What is expected –
Print all of the data below exactly as it appears, leaving out every image.

━━ Input material

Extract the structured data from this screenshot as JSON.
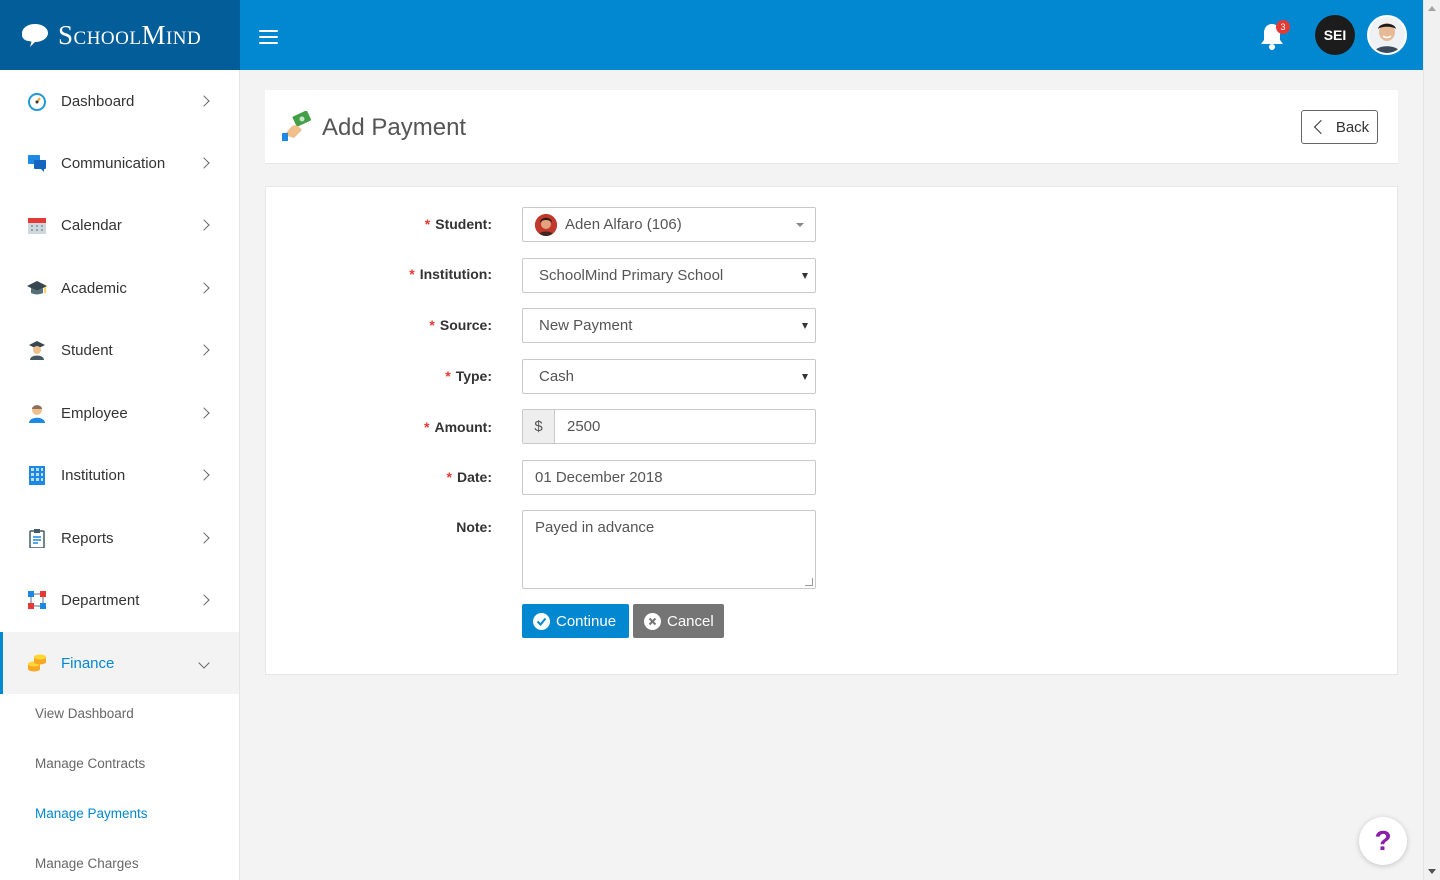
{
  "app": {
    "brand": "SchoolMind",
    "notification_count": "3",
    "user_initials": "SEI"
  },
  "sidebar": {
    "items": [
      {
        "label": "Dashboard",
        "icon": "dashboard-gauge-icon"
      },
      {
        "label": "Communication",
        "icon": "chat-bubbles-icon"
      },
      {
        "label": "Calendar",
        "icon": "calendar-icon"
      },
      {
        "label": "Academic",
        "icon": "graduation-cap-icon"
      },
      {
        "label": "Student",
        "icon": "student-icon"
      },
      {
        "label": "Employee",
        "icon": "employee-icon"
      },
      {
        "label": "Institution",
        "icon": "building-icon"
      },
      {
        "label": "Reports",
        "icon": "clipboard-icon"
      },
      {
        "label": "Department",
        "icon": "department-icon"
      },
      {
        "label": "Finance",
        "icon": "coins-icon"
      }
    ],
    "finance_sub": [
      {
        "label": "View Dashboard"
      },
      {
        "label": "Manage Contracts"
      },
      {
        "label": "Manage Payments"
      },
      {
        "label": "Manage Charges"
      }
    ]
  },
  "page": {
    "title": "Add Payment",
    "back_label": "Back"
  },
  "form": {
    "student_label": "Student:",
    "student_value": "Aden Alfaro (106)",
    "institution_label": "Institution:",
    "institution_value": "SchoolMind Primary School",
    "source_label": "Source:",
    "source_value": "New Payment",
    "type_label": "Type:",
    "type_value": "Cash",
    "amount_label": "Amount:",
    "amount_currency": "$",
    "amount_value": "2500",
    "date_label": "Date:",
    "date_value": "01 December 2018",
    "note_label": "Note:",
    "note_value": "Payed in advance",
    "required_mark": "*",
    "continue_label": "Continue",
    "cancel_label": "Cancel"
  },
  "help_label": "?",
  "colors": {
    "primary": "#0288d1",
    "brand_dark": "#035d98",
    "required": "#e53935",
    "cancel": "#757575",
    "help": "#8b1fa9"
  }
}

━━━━

Task solution –
Extract the structured data from this screenshot as JSON.
{
  "app": {
    "brand": "SchoolMind",
    "notification_count": "3",
    "user_initials": "SEI"
  },
  "sidebar": {
    "items": [
      {
        "label": "Dashboard",
        "icon": "dashboard-gauge-icon"
      },
      {
        "label": "Communication",
        "icon": "chat-bubbles-icon"
      },
      {
        "label": "Calendar",
        "icon": "calendar-icon"
      },
      {
        "label": "Academic",
        "icon": "graduation-cap-icon"
      },
      {
        "label": "Student",
        "icon": "student-icon"
      },
      {
        "label": "Employee",
        "icon": "employee-icon"
      },
      {
        "label": "Institution",
        "icon": "building-icon"
      },
      {
        "label": "Reports",
        "icon": "clipboard-icon"
      },
      {
        "label": "Department",
        "icon": "department-icon"
      },
      {
        "label": "Finance",
        "icon": "coins-icon"
      }
    ],
    "finance_sub": [
      {
        "label": "View Dashboard"
      },
      {
        "label": "Manage Contracts"
      },
      {
        "label": "Manage Payments"
      },
      {
        "label": "Manage Charges"
      }
    ]
  },
  "page": {
    "title": "Add Payment",
    "back_label": "Back"
  },
  "form": {
    "student_label": "Student:",
    "student_value": "Aden Alfaro (106)",
    "institution_label": "Institution:",
    "institution_value": "SchoolMind Primary School",
    "source_label": "Source:",
    "source_value": "New Payment",
    "type_label": "Type:",
    "type_value": "Cash",
    "amount_label": "Amount:",
    "amount_currency": "$",
    "amount_value": "2500",
    "date_label": "Date:",
    "date_value": "01 December 2018",
    "note_label": "Note:",
    "note_value": "Payed in advance",
    "required_mark": "*",
    "continue_label": "Continue",
    "cancel_label": "Cancel"
  },
  "help_label": "?",
  "colors": {
    "primary": "#0288d1",
    "brand_dark": "#035d98",
    "required": "#e53935",
    "cancel": "#757575",
    "help": "#8b1fa9"
  }
}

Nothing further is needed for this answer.